Employers want the best of both worlds when outsourcing transcription. Decreased departmental costs and aggressive ROI’s are expected along with improved technology and service performance from the vendor. When the decision to outsource transcription includes a tenured group of professional medical language specialists, the carrying charge of the hospital’s benefits package is something that no competitive transcription outsourcing company can match while meeting the financial outsourcing ROI objectives of the employer. This is often where the onboarding process breaks down if the employer and new vendor do not communicate the new “alternative work arrangements” in a clear and realistic manner. As referenced in the analyzed UPMC case, tenured employees often transition from a guaranteed hourly rate to a pay rate based on production. Individual pro forma comparisons are an easy way to compare current hourly pay rates with expected production pay rates. In addition to comparing projected production pay rates, employer HR departments should be involved to prepare individual benefit package comparisons between the new vendor and the employer. In many cases, an effective bridge package can be developed that assists the impacted employee in transitioning to the new vendor. However, the onboarded employee must understand that these bridge packages are short-term (typically 60-90 days) and are designed to offset production decreases due to training and adaptation to new technology and platforms. Once the bridge package has expired, the employee will be considered completely onboarded to the new vendor. It is therefore important to provide these tenured employees with realistic expectations based on their current job performance.

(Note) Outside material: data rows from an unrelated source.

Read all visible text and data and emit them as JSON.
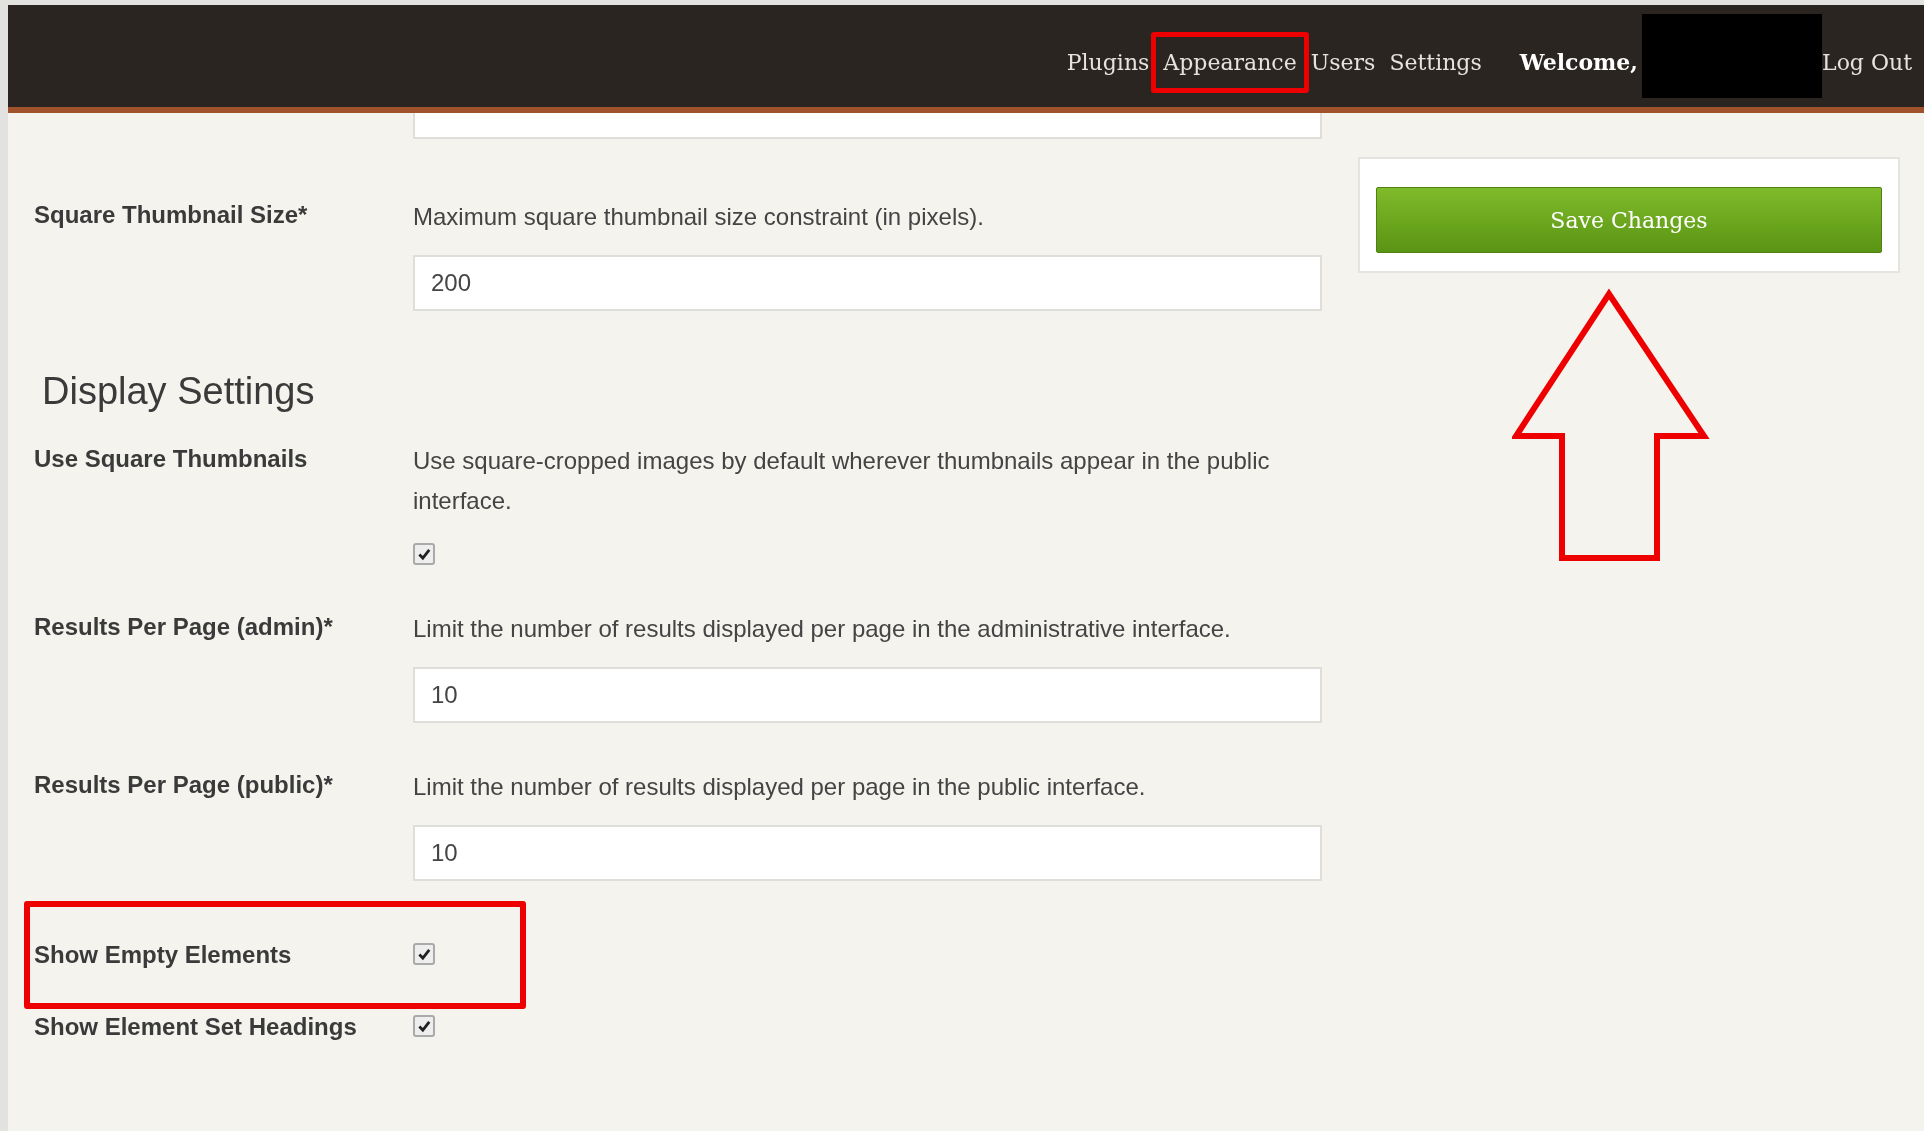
{
  "nav": {
    "items": [
      {
        "label": "Plugins",
        "highlighted": false
      },
      {
        "label": "Appearance",
        "highlighted": true
      },
      {
        "label": "Users",
        "highlighted": false
      },
      {
        "label": "Settings",
        "highlighted": false
      }
    ],
    "welcome": "Welcome,",
    "redacted": true,
    "logout": "Log Out"
  },
  "settings": [
    {
      "kind": "field",
      "label": "Square Thumbnail Size*",
      "description": "Maximum square thumbnail size constraint (in pixels).",
      "value": "200",
      "highlighted": false
    },
    {
      "kind": "heading",
      "label": "Display Settings"
    },
    {
      "kind": "checkbox",
      "label": "Use Square Thumbnails",
      "description": "Use square-cropped images by default wherever thumbnails appear in the public interface.",
      "checked": true,
      "highlighted": false
    },
    {
      "kind": "field",
      "label": "Results Per Page (admin)*",
      "description": "Limit the number of results displayed per page in the administrative interface.",
      "value": "10",
      "highlighted": false
    },
    {
      "kind": "field",
      "label": "Results Per Page (public)*",
      "description": "Limit the number of results displayed per page in the public interface.",
      "value": "10",
      "highlighted": false
    },
    {
      "kind": "checkbox",
      "label": "Show Empty Elements",
      "checked": true,
      "highlighted": true
    },
    {
      "kind": "checkbox",
      "label": "Show Element Set Headings",
      "checked": true,
      "highlighted": false
    }
  ],
  "sidebar": {
    "save_button": "Save Changes",
    "arrow": true
  }
}
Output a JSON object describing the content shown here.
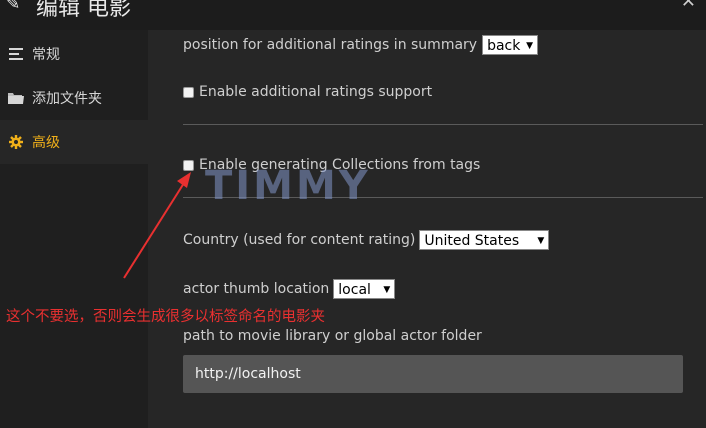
{
  "header": {
    "title": "编辑 电影"
  },
  "sidebar": {
    "items": [
      {
        "label": "常规",
        "icon": "list-icon"
      },
      {
        "label": "添加文件夹",
        "icon": "folder-icon"
      },
      {
        "label": "高级",
        "icon": "gear-icon",
        "active": true
      }
    ]
  },
  "main": {
    "ratings_position": {
      "label": "position for additional ratings in summary",
      "value": "back"
    },
    "additional_ratings": {
      "label": "Enable additional ratings support",
      "checked": false
    },
    "collections_from_tags": {
      "label": "Enable generating Collections from tags",
      "checked": false
    },
    "country": {
      "label": "Country (used for content rating)",
      "value": "United States"
    },
    "actor_thumb": {
      "label": "actor thumb location",
      "value": "local"
    },
    "library_path": {
      "label": "path to movie library or global actor folder",
      "value": "http://localhost"
    }
  },
  "overlay": {
    "watermark": "TIMMY",
    "annotation": "这个不要选，否则会生成很多以标签命名的电影夹"
  },
  "colors": {
    "accent": "#f0b01a",
    "annotation_red": "#e83030",
    "background": "#262626"
  }
}
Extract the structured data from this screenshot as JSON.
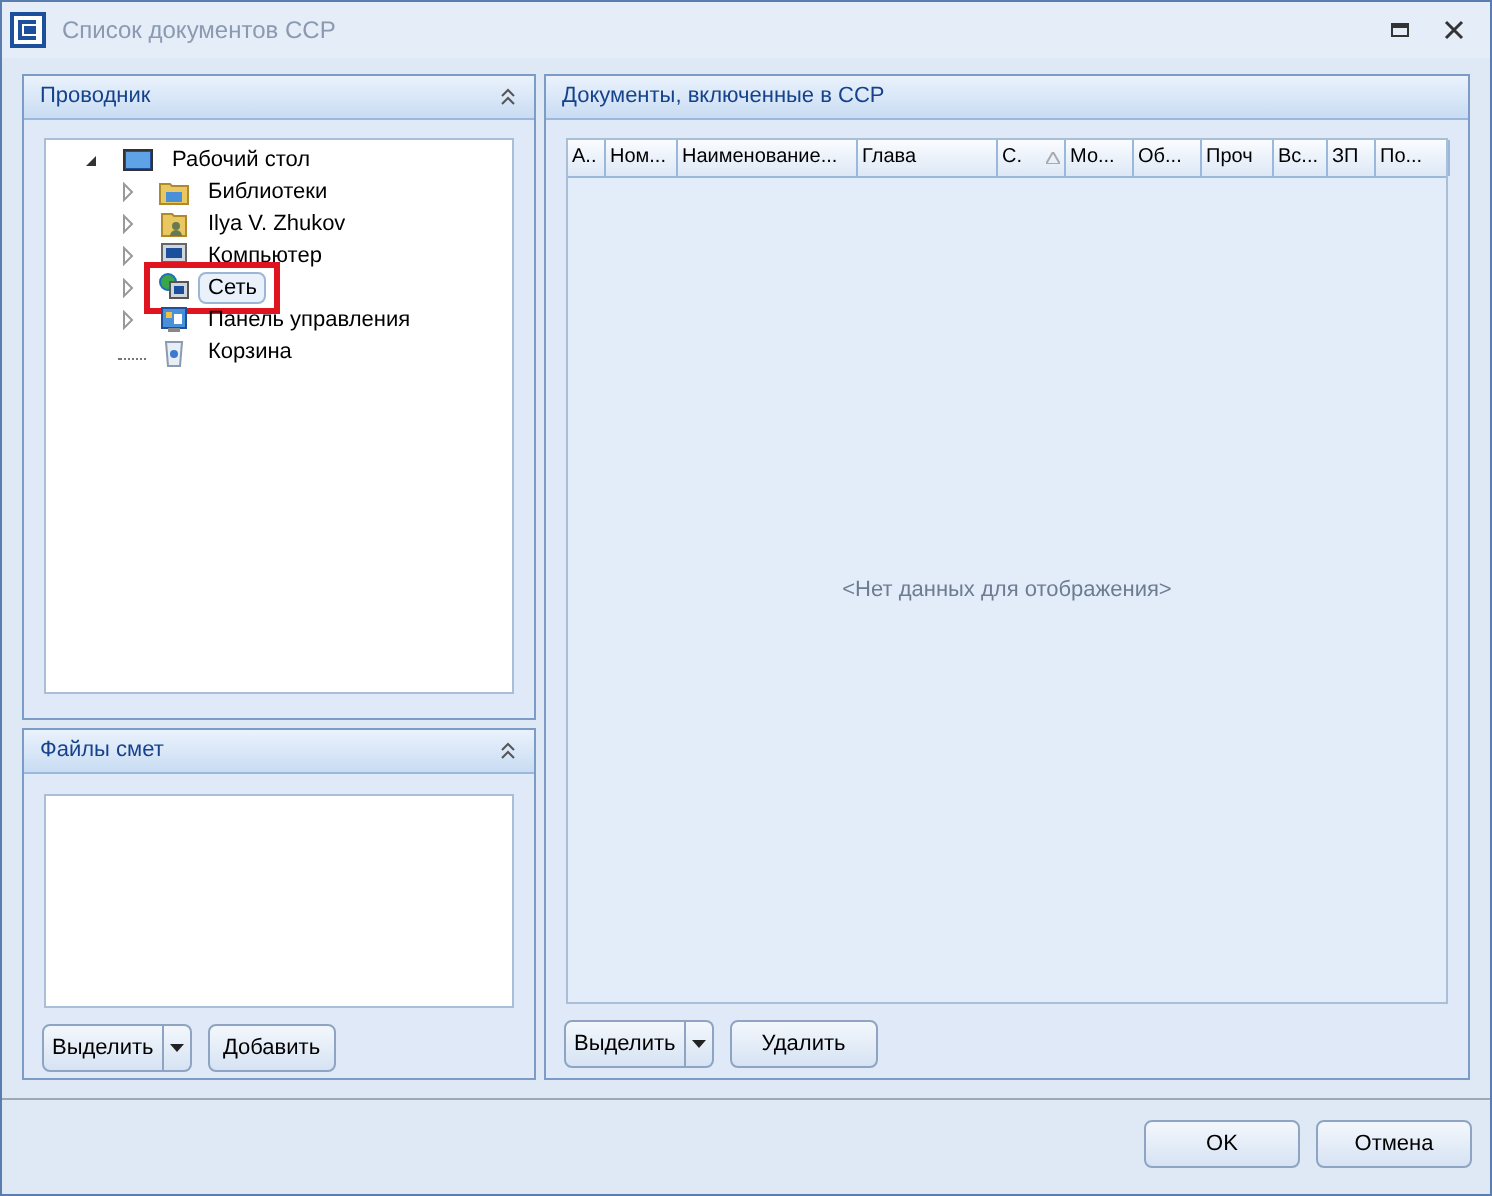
{
  "window": {
    "title": "Список документов ССР"
  },
  "explorer": {
    "title": "Проводник",
    "tree": [
      {
        "label": "Рабочий стол",
        "kind": "desktop",
        "expanded": true,
        "selected": false,
        "marked": false,
        "children": [
          {
            "label": "Библиотеки",
            "kind": "library",
            "expanded": false,
            "selected": false,
            "marked": false
          },
          {
            "label": "Ilya V. Zhukov",
            "kind": "user",
            "expanded": false,
            "selected": false,
            "marked": false
          },
          {
            "label": "Компьютер",
            "kind": "computer",
            "expanded": false,
            "selected": false,
            "marked": false
          },
          {
            "label": "Сеть",
            "kind": "network",
            "expanded": false,
            "selected": true,
            "marked": true
          },
          {
            "label": "Панель управления",
            "kind": "control",
            "expanded": false,
            "selected": false,
            "marked": false
          },
          {
            "label": "Корзина",
            "kind": "trash",
            "selected": false,
            "marked": false
          }
        ]
      }
    ]
  },
  "files": {
    "title": "Файлы смет",
    "buttons": {
      "select": "Выделить",
      "add": "Добавить"
    }
  },
  "documents": {
    "title": "Документы, включенные  в ССР",
    "columns": [
      {
        "label": "А..",
        "sorted": false
      },
      {
        "label": "Ном...",
        "sorted": false
      },
      {
        "label": "Наименование...",
        "sorted": false
      },
      {
        "label": "Глава",
        "sorted": false
      },
      {
        "label": "С.",
        "sorted": true
      },
      {
        "label": "Мо...",
        "sorted": false
      },
      {
        "label": "Об...",
        "sorted": false
      },
      {
        "label": "Проч",
        "sorted": false
      },
      {
        "label": "Вс...",
        "sorted": false
      },
      {
        "label": "ЗП",
        "sorted": false
      },
      {
        "label": "По...",
        "sorted": false
      }
    ],
    "empty_text": "<Нет данных для отображения>",
    "buttons": {
      "select": "Выделить",
      "delete": "Удалить"
    }
  },
  "footer": {
    "ok": "OK",
    "cancel": "Отмена"
  }
}
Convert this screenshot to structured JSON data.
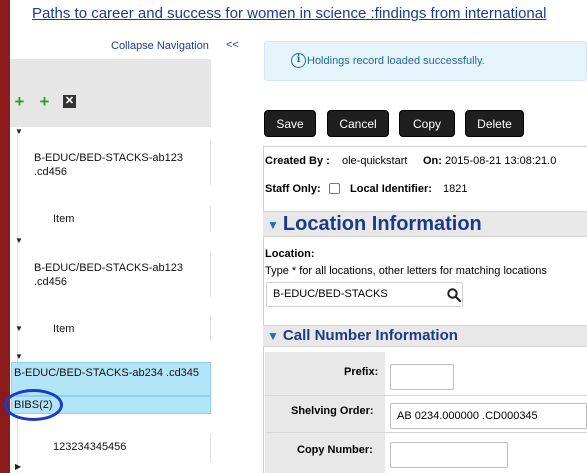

During the period of 2012-2015, Med-Scribe’s U.S. staff of medical language specialists has increased 22%. Approximately 63% of this increase has been a result of successful onboarding and retention of medical language specialists onboarded from new clients outsourcing for the first time. MedScribe’s retention of these U.S. employees is due in part to offering competitive production rates for traditional medical transcription and back-end speech editing combined with an industry-rich benefits package and a 401K retirement plan with company matching. In addition, Med-Scribe’s onboarding success can also be contributed to careful planning and Med-Scribe’s customized onboarding procedures used to ensure realistic expectations are in place allowing the onboarded employee to be successful and find a new home at Med-Scribe. We understand that our success depends on the retention of our workforce and that employee turnover must be minimized to maintain Med-Scribe’s continued growth.